The Baltimore County Police Department keeps things close to the vest.
Under a county executive administration that bills itself the “most transparent” in Baltimore County’s history, Police Department officials have closed ranks around public information.
The police communications office often fails or declines to make the department’s top brass, like new Police Chief Robert McCollough and commanders, available for public comment. Its press office answers reporters’ questions only through email.
And the department often requires a public records request for information that other jurisdictions post online — like the downloadable datasets at Open Baltimore — and then routinely blows past the 30-day deadline set by the Maryland Public Information Act.
The flow of information is similar from many departments across Johnny Olszewski Jr.’s administration, which last week refused to provide news outlets an electronic copy of the county’s $738,000 contract for ShotSpotter surveillance unless reporters filed a public record request.
It took one week for the county to provide The Banner with the contract after announcing the agreement. The Office of Law redacted information about where ShotSpotter hardware — which uses audio sensors to identify gunfire and where it’s occurring — will be installed in the southwestern Wilkens and eastern Essex police precincts.
The Baltimore Police Department, by contrast, provided the city’s ShotSpotter contract, unredacted, to police reform advocacy organization Campaign Zero in 2022.
Additionally, the Baltimore County Police Department’s press office would not make any law enforcement officer available for comment about ShotSpotter, which meant their only public statements were in press releases. What the public gets out of those responses is often inadequate, especially for a technology with as many questions as ShotSpotter.
The Banner and its attorney have sought various public records over the last year from the county’s public safety agencies — to little avail. That’s despite the intervention of county attorney James Benjamin and Olszewski’s communications chief, who have met with The Banner and its attorney, as well as police and emergency officials, several times over five months.
It wasn’t always like this. In 2019, former police spokeswoman Ofc. Jen Peach provided reporters with police reports weekly. That practice ended prior to the pandemic; the department’s press office said the end of the weekly crime updates was due to the department’s shift to a new records management system, which made it difficult to deliver police reports on a rolling basis.
Even the department’s police union in recent years has been frustrated with the public opaqueness. Under former Police Chief Melissa Hyatt, the Fraternal Order of Police Lodge #4 regularly posted county crime statistics on Twitter, and were particularly critical of the department’s failure to publish nonfatal shooting numbers.
The county’s crime data dashboard, which functions under Olszewski’s Office of Government Reform and Strategic Initiatives, only shows the numbers of weapons law violations and assault offenses. Data is pulled from offense statistics county police report to federal authorities.
The crime dashboard is meant to be updated monthly; but unlike Baltimore City, Baltimore County doesn’t allow the public to download crime data.
You can, however, download datasets mapping all of the county’s fire hydrants.
Baltimore public housing waitlist will reopen for first time in four years
After being closed to new applicants for nearly four years, the Housing Authority of Baltimore City will reopen its public housing waitlist for a two-week period starting Aug. 1.
But that doesn’t mean having access to a limited number of housing subsidies will get any easier.
The authority, which owns and manages public housing sites across the city with public funding, said in a Friday news release that it will open as many as 13,000 spots on the waitlist.

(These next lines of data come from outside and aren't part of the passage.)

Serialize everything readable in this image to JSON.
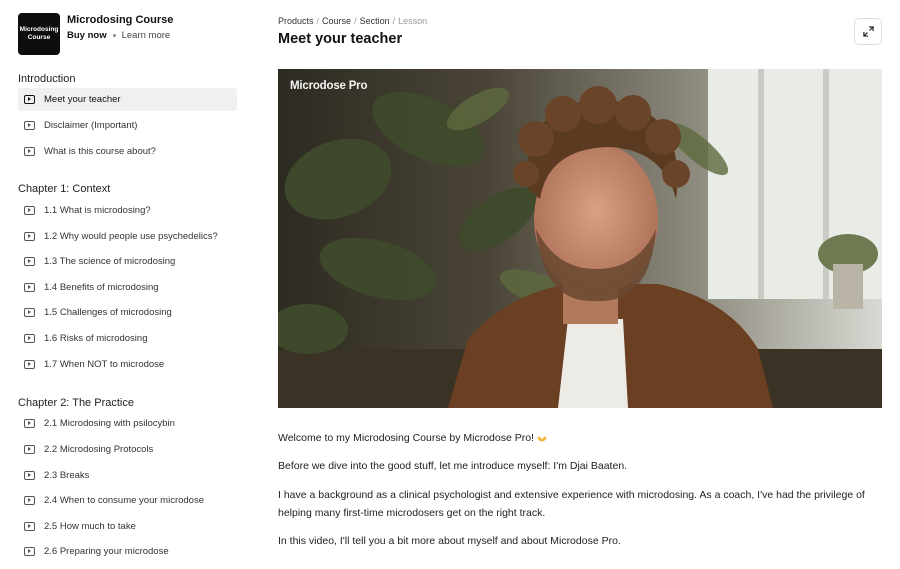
{
  "product": {
    "logo_text_line1": "Microdosing",
    "logo_text_line2": "Course",
    "title": "Microdosing Course",
    "buy_now": "Buy now",
    "learn_more": "Learn more"
  },
  "sidebar": {
    "sections": [
      {
        "title": "Introduction",
        "lessons": [
          "Meet your teacher",
          "Disclaimer (Important)",
          "What is this course about?"
        ]
      },
      {
        "title": "Chapter 1: Context",
        "lessons": [
          "1.1 What is microdosing?",
          "1.2 Why would people use psychedelics?",
          "1.3 The science of microdosing",
          "1.4 Benefits of microdosing",
          "1.5 Challenges of microdosing",
          "1.6 Risks of microdosing",
          "1.7 When NOT to microdose"
        ]
      },
      {
        "title": "Chapter 2: The Practice",
        "lessons": [
          "2.1 Microdosing with psilocybin",
          "2.2 Microdosing Protocols",
          "2.3 Breaks",
          "2.4 When to consume your microdose",
          "2.5 How much to take",
          "2.6 Preparing your microdose"
        ]
      }
    ],
    "active_lesson": "Meet your teacher"
  },
  "breadcrumb": [
    "Products",
    "Course",
    "Section",
    "Lesson"
  ],
  "page_title": "Meet your teacher",
  "video": {
    "watermark": "Microdose Pro"
  },
  "content": {
    "p1": "Welcome to my Microdosing Course by Microdose Pro!",
    "p2": "Before we dive into the good stuff, let me introduce myself: I'm Djai Baaten.",
    "p3": "I have a background as a clinical psychologist and extensive experience with microdosing. As a coach, I've had the privilege of helping many first-time microdosers get on the right track.",
    "p4": "In this video, I'll tell you a bit more about myself and about Microdose Pro."
  },
  "icons": {
    "lesson": "play-video-icon",
    "expand": "expand-icon",
    "emoji": "raised-hands-emoji"
  },
  "colors": {
    "active_lesson_bg": "#f0f0f2",
    "logo_bg": "#0d0d0d"
  }
}
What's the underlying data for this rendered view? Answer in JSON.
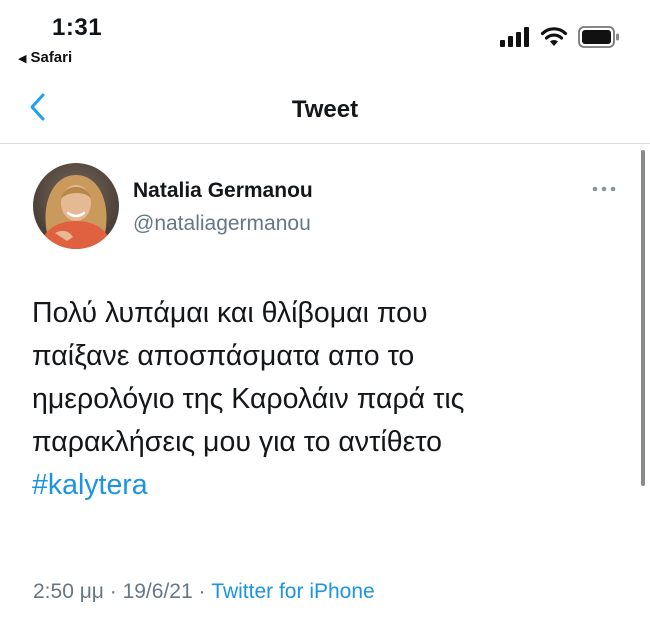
{
  "status_bar": {
    "time": "1:31",
    "back_app": "Safari",
    "back_icon": "back-triangle-icon",
    "icons": [
      "cellular-signal-icon",
      "wifi-icon",
      "battery-icon"
    ]
  },
  "nav": {
    "title": "Tweet",
    "back_icon": "chevron-left-icon"
  },
  "tweet": {
    "author_name": "Natalia Germanou",
    "author_handle": "@nataliagermanou",
    "text_lines": [
      "Πολύ λυπάμαι και θλίβομαι που",
      "παίξανε αποσπάσματα απο το",
      "ημερολόγιο της Καρολάιν παρά τις",
      "παρακλήσεις μου για το αντίθετο"
    ],
    "hashtag": "#kalytera",
    "timestamp": "2:50 μμ · 19/6/21 · ",
    "source": "Twitter for iPhone",
    "more_icon": "more-dots-icon"
  },
  "colors": {
    "link": "#1b95e0",
    "secondary_text": "#657786",
    "nav_accent": "#1da1f2"
  }
}
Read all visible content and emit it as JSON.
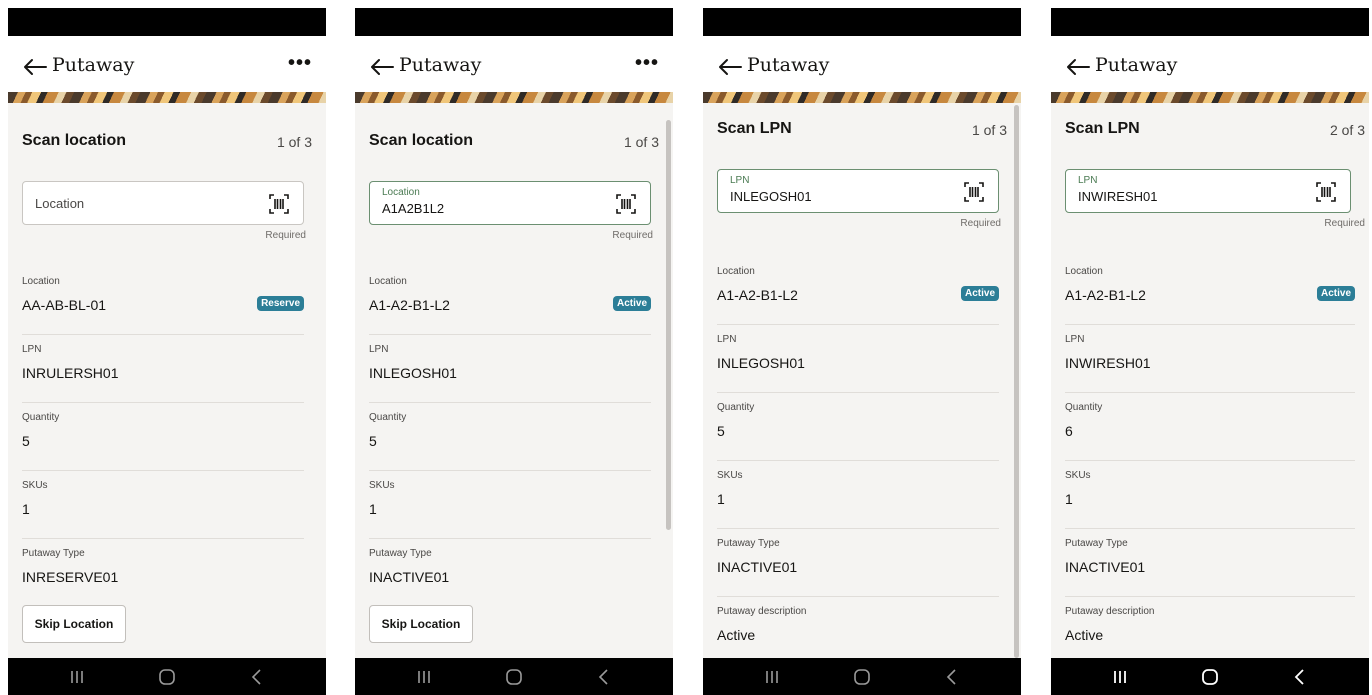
{
  "screens": [
    {
      "header_title": "Putaway",
      "step_title": "Scan location",
      "step_count": "1 of 3",
      "field_placeholder": "Location",
      "field_label": "",
      "field_value": "",
      "required_text": "Required",
      "details": [
        {
          "label": "Location",
          "value": "AA-AB-BL-01",
          "badge": "Reserve"
        },
        {
          "label": "LPN",
          "value": "INRULERSH01"
        },
        {
          "label": "Quantity",
          "value": "5"
        },
        {
          "label": "SKUs",
          "value": "1"
        },
        {
          "label": "Putaway Type",
          "value": "INRESERVE01"
        }
      ],
      "skip_label": "Skip Location"
    },
    {
      "header_title": "Putaway",
      "step_title": "Scan location",
      "step_count": "1 of 3",
      "field_placeholder": "",
      "field_label": "Location",
      "field_value": "A1A2B1L2",
      "required_text": "Required",
      "details": [
        {
          "label": "Location",
          "value": "A1-A2-B1-L2",
          "badge": "Active"
        },
        {
          "label": "LPN",
          "value": "INLEGOSH01"
        },
        {
          "label": "Quantity",
          "value": "5"
        },
        {
          "label": "SKUs",
          "value": "1"
        },
        {
          "label": "Putaway Type",
          "value": "INACTIVE01"
        }
      ],
      "skip_label": "Skip Location"
    },
    {
      "header_title": "Putaway",
      "step_title": "Scan LPN",
      "step_count": "1 of 3",
      "field_placeholder": "",
      "field_label": "LPN",
      "field_value": "INLEGOSH01",
      "required_text": "Required",
      "details": [
        {
          "label": "Location",
          "value": "A1-A2-B1-L2",
          "badge": "Active"
        },
        {
          "label": "LPN",
          "value": "INLEGOSH01"
        },
        {
          "label": "Quantity",
          "value": "5"
        },
        {
          "label": "SKUs",
          "value": "1"
        },
        {
          "label": "Putaway Type",
          "value": "INACTIVE01"
        },
        {
          "label": "Putaway description",
          "value": "Active"
        }
      ],
      "skip_label": ""
    },
    {
      "header_title": "Putaway",
      "step_title": "Scan LPN",
      "step_count": "2 of 3",
      "field_placeholder": "",
      "field_label": "LPN",
      "field_value": "INWIRESH01",
      "required_text": "Required",
      "details": [
        {
          "label": "Location",
          "value": "A1-A2-B1-L2",
          "badge": "Active"
        },
        {
          "label": "LPN",
          "value": "INWIRESH01"
        },
        {
          "label": "Quantity",
          "value": "6"
        },
        {
          "label": "SKUs",
          "value": "1"
        },
        {
          "label": "Putaway Type",
          "value": "INACTIVE01"
        },
        {
          "label": "Putaway description",
          "value": "Active"
        }
      ],
      "skip_label": ""
    }
  ],
  "colors": {
    "badge": "#2c7e97",
    "focus_border": "#6b8f71",
    "background": "#f5f4f2"
  },
  "icons": [
    "back-arrow-icon",
    "more-icon",
    "barcode-scan-icon",
    "recent-apps-icon",
    "home-icon",
    "nav-back-icon"
  ]
}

If there are more than that number of applications, the authority will choose who is selected at random.
Only after making it to the top of the list will people then be able to apply for federal housing subsidies from the U.S. Department of Housing and Urban Development. Consideration for the awarding of subsidies also is given to household size and housing preference, among other criteria.
Representatives from the authority declined to say how many people were currently waiting in the queue for subsidized housing. In spring 2022, it had as many as 10,000 people on the waitlist.
An affordable housing shortage, coupled with high mortgage interest rates, less regional construction activity and soaring materials and appliance costs during the coronavirus pandemic have worsened already serious real estate challenges in the Baltimore area, economists and realtors say. On Wednesday, a small group of protestors rallied outside Baltimore government offices and City Hall to urge Mayor Brandon Scott’s administration to heed the calls for more housing assistance and programming.
They also asked how the authority would maintain fairness during the waitlist selection process.
In Friday’s news release, HABC President and CEO Janet Abrahams said the randomizing of who gets picked will ensure all applicants have an equal chance. “We urge all eligible individuals and families to utilize this opportunity and get placed on the new housing list,” she said.
Applications for the list can be submitted online at habc-onthelist.myhousing.com, and the authority said several sites around the city will also be open to the public for those who need access to a computer or internet. People with disabilities or others who need additional support can also contact the call center for assistance at 1-888-301-8292.